Please help me understand. I have the above F8 mirror lens. I know the difference between F stop and T stop. I have measured this T stop experimentally it is higher than F8. The DOF feels very narrow at close distances. It is very difficult for everyone to focus. I decided to measure DOF experimentally. I understand it is not an exact number only an estimate. When you look at a ruler almost parallel to the lens it is not black and white (binary true and false) whether it is in focus or not. At 40ft distance about 3-5” are in focus. Far away I counted the street signs. Pixel peeping between 1300 and 7000 feet is in focus. Calculating the F stop it is F 4-5 up close. F10 far away. Not so different from the F8 printed on the lens. Why is it so different at 40ft?
Depth of Field calculators assume that the Circle of Confusion is a consolidated circle that changes size in proportion to the F stop, but catadioptric lenses have a central obstruction, which creates a ring-shaped CoC.

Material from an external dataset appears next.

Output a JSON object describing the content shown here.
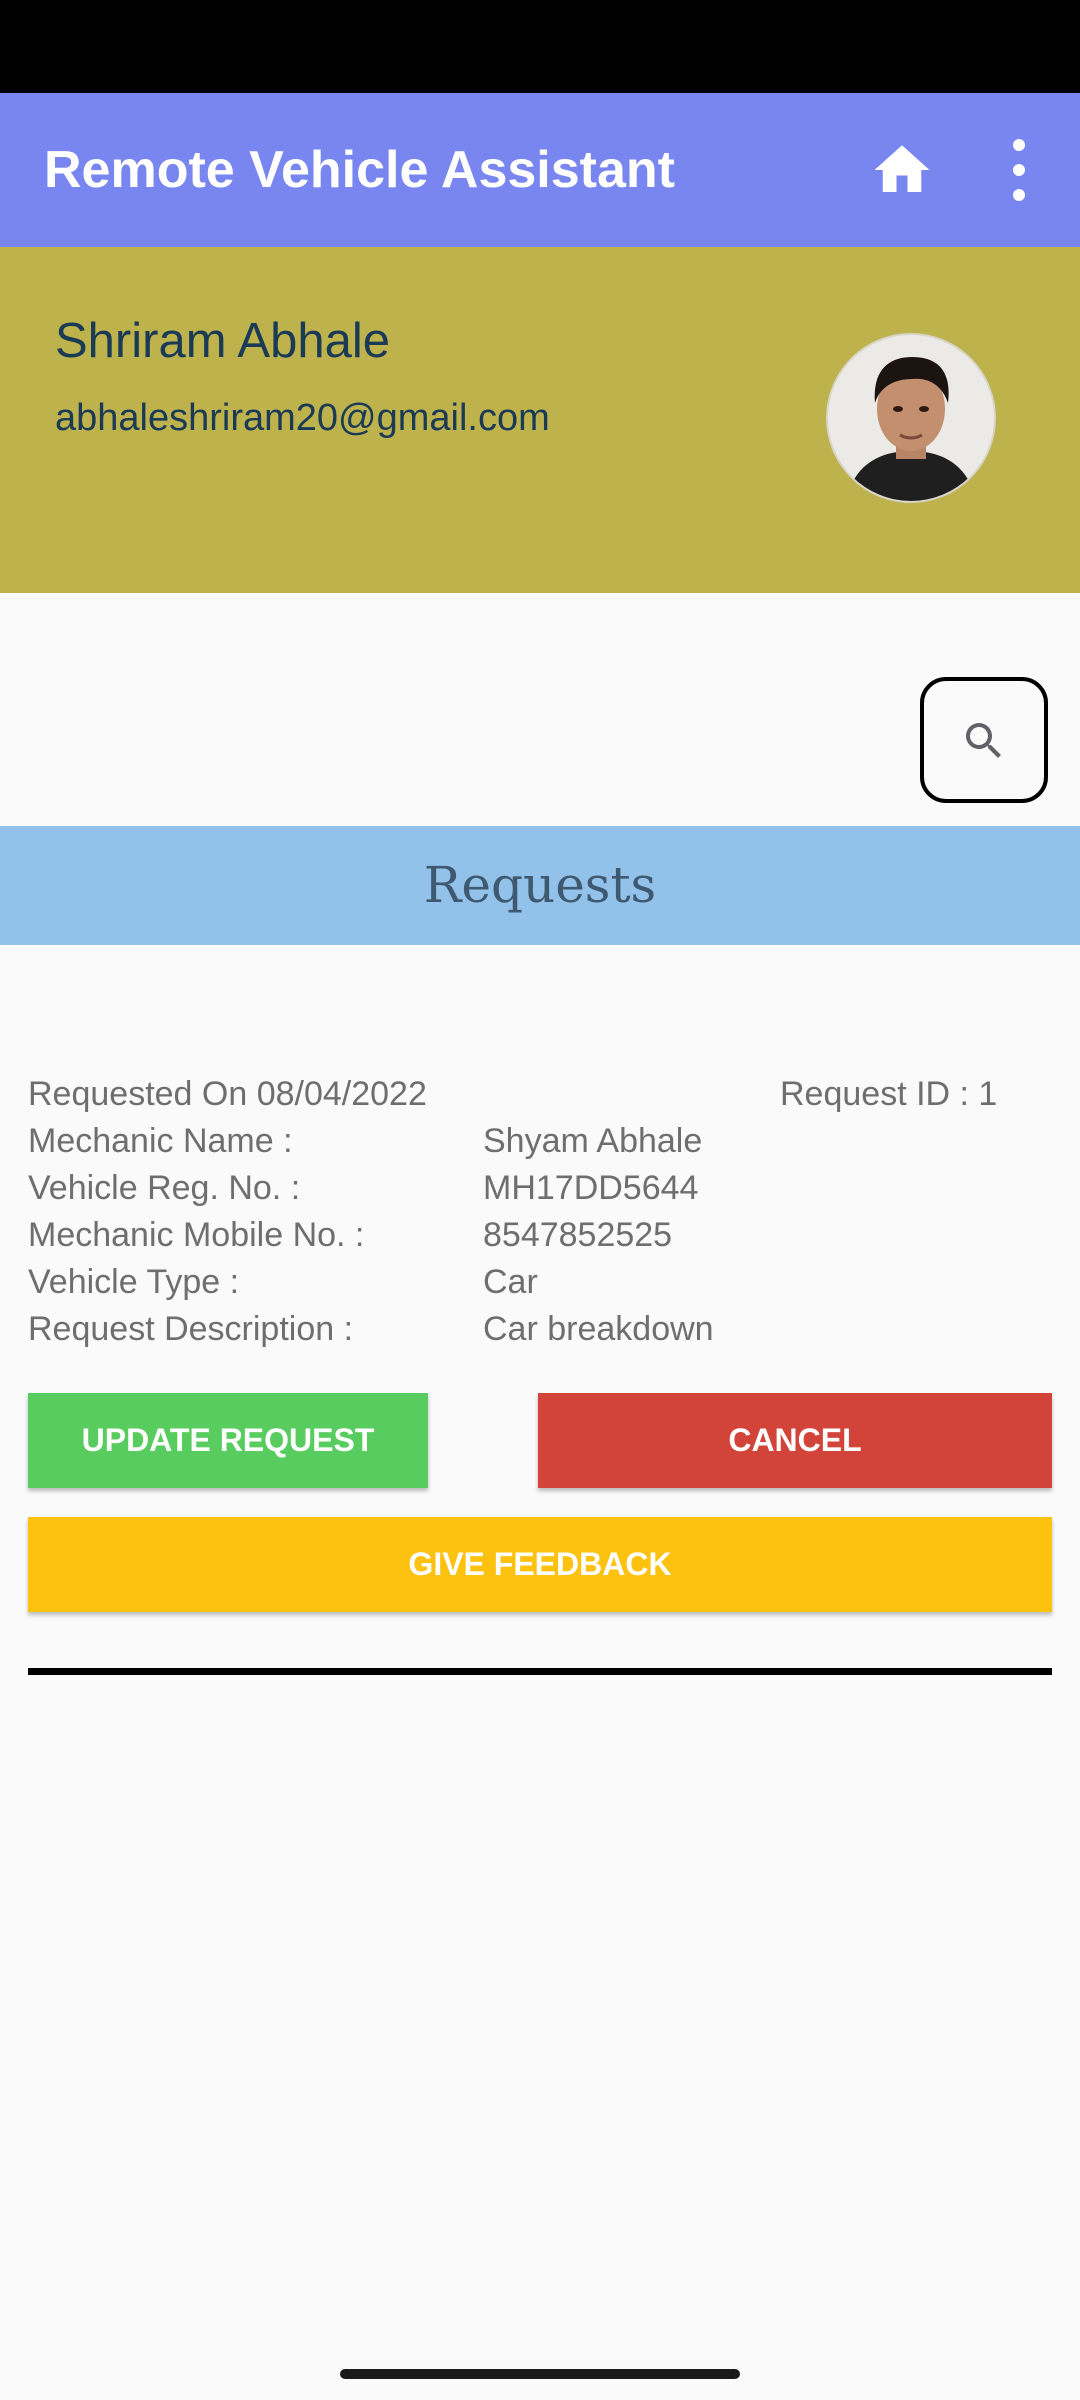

Instead of reducing the size of the aperture from the outside in, as is typical of refractive lenses, the aperture is reduced from the inside out. So the overall diameter of the CoC is larger than would be expected from the F-stop used for exposure calculations. It is similar to using ND filters, where DOF corresponds to the size of the aperture, not the change in exposure.

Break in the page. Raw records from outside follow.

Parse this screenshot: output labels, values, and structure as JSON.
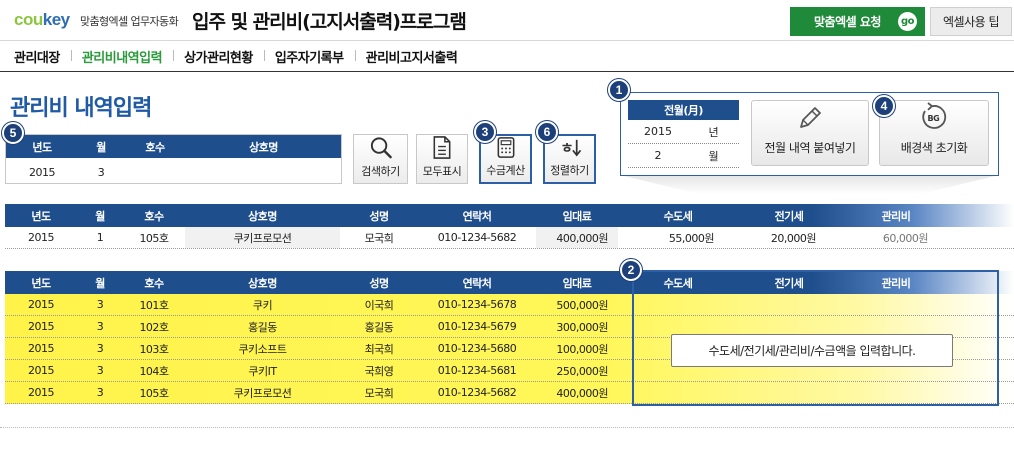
{
  "header": {
    "logo_c": "cou",
    "logo_rest": "key",
    "logo_sub": "맞춤형엑셀 업무자동화",
    "title": "입주 및 관리비(고지서출력)프로그램",
    "request_button": "맞춤엑셀 요청",
    "go_badge": "go",
    "tip_button": "엑셀사용 팁"
  },
  "nav": {
    "items": [
      "관리대장",
      "관리비내역입력",
      "상가관리현황",
      "입주자기록부",
      "관리비고지서출력"
    ],
    "active_index": 1
  },
  "page_title": "관리비 내역입력",
  "badges": [
    "1",
    "2",
    "3",
    "4",
    "5",
    "6"
  ],
  "search": {
    "headers": [
      "년도",
      "월",
      "호수",
      "상호명"
    ],
    "values": [
      "2015",
      "3",
      "",
      ""
    ]
  },
  "tools": {
    "search": "검색하기",
    "show_all": "모두표시",
    "calc": "수금계산",
    "sort": "정렬하기"
  },
  "prev_month": {
    "header": "전월(月)",
    "year_value": "2015",
    "year_unit": "년",
    "month_value": "2",
    "month_unit": "월",
    "paste_button": "전월 내역 붙여넣기",
    "reset_button": "배경색 초기화",
    "bg_glyph": "BG"
  },
  "columns": [
    "년도",
    "월",
    "호수",
    "상호명",
    "성명",
    "연락처",
    "임대료",
    "수도세",
    "전기세",
    "관리비"
  ],
  "prev_table": [
    [
      "2015",
      "1",
      "105호",
      "쿠키프로모션",
      "모국희",
      "010-1234-5682",
      "400,000원",
      "55,000원",
      "20,000원",
      "60,000원"
    ]
  ],
  "main_table": [
    [
      "2015",
      "3",
      "101호",
      "쿠키",
      "이국희",
      "010-1234-5678",
      "500,000원",
      "",
      "",
      ""
    ],
    [
      "2015",
      "3",
      "102호",
      "홍길동",
      "홍길동",
      "010-1234-5679",
      "300,000원",
      "",
      "",
      ""
    ],
    [
      "2015",
      "3",
      "103호",
      "쿠키소프트",
      "최국희",
      "010-1234-5680",
      "100,000원",
      "",
      "",
      ""
    ],
    [
      "2015",
      "3",
      "104호",
      "쿠키IT",
      "국희영",
      "010-1234-5681",
      "250,000원",
      "",
      "",
      ""
    ],
    [
      "2015",
      "3",
      "105호",
      "쿠키프로모션",
      "모국희",
      "010-1234-5682",
      "400,000원",
      "",
      "",
      ""
    ]
  ],
  "entry_tip": "수도세/전기세/관리비/수금액을 입력합니다.",
  "colors": {
    "navy": "#1f4e8c",
    "accent_blue": "#2d5fa6",
    "green": "#1f8a3a",
    "yellow": "#fff34a"
  }
}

The central obstruction also reduces sharpness and contrast, which further complicates DOF considerations. Ultimately, you have to use your own eyes and judgement to decide DOF, instead of relying on calculators.
Take a catadioptric lens with a front element with diameter of about 72mm with a central obstruction of about 34mm. The diameter of a circle with the same area is about 63.5mm. That's close enough to F8 for lens labeling and exposure calculations.

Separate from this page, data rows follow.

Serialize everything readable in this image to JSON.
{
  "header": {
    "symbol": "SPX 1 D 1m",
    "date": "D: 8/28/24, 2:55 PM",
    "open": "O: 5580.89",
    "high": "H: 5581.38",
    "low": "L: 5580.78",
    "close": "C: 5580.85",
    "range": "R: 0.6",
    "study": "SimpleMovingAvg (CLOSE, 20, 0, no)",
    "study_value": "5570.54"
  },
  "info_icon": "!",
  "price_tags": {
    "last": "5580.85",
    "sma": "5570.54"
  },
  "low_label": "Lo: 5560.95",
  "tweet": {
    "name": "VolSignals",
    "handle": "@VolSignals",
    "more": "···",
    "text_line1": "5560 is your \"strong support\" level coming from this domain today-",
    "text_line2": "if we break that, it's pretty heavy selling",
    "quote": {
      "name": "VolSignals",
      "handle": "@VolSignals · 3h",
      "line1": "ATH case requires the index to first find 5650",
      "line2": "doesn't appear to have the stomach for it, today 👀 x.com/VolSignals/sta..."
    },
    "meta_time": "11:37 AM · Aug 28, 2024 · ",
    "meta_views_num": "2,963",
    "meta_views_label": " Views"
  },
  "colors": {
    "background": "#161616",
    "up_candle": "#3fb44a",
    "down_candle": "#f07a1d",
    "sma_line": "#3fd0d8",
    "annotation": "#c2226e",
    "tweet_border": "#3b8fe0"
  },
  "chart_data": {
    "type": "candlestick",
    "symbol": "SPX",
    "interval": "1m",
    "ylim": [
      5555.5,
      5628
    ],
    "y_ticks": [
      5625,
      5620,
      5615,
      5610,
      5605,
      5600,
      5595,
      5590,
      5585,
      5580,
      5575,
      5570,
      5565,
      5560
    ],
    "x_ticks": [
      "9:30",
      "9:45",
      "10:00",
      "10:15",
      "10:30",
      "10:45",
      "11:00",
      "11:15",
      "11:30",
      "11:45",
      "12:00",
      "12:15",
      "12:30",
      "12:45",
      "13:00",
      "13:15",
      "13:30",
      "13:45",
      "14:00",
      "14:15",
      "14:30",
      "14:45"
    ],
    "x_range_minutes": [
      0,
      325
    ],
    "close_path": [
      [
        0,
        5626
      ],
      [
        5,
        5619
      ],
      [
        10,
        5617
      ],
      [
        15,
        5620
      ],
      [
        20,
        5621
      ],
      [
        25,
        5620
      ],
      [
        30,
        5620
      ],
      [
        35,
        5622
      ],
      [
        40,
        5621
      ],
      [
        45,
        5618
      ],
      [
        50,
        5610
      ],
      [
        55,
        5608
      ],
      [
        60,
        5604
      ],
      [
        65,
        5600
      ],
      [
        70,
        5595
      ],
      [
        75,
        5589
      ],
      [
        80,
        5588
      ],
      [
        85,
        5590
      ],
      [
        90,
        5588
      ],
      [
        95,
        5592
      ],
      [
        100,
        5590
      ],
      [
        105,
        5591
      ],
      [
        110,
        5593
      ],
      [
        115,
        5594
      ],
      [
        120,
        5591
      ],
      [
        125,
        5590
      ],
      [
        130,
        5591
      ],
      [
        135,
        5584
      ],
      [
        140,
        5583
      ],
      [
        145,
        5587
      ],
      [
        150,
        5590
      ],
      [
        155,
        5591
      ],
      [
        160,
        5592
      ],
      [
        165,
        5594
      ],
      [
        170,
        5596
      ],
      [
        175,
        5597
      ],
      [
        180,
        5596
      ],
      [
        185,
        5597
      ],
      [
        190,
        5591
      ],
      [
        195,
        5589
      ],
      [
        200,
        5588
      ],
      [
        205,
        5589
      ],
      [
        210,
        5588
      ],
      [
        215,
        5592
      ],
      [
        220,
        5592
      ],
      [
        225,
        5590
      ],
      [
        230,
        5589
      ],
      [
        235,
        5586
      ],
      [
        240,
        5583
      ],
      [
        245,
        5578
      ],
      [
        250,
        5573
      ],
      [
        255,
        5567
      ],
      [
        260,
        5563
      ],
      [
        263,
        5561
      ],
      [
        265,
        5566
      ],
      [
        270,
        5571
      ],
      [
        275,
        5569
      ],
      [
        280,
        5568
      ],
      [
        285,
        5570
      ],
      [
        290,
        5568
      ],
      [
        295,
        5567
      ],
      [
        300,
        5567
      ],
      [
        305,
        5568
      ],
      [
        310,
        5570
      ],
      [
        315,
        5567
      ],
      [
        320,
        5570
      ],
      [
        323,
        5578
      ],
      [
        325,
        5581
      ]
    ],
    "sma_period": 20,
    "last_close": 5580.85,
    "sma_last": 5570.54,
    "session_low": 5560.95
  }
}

But DOF would correspond with F6.9, based on the full diameter of the aperture. Also, because the center is blocked, sharpness and contrast are reduced, which further reduces apparent sharpness. So DOF appearing to correspond with F4 is reasonable. In this example, DOF should not appear to correspond with any aperture narrower than F6.9.
No it does not make sense. The 500mm focal length is true when imaging an object at infinity (about 2000 focal lengths or more distance). When imaging at 40 feet, you must rack the lens forward to achieve focus. I calculate 526mm as the effective focal length for 40 feet. Now the working f-number becomes 8.3, not much but some loss of image brightness. Not the f/4 you measured. How did you work this problem for 40 feet object distance?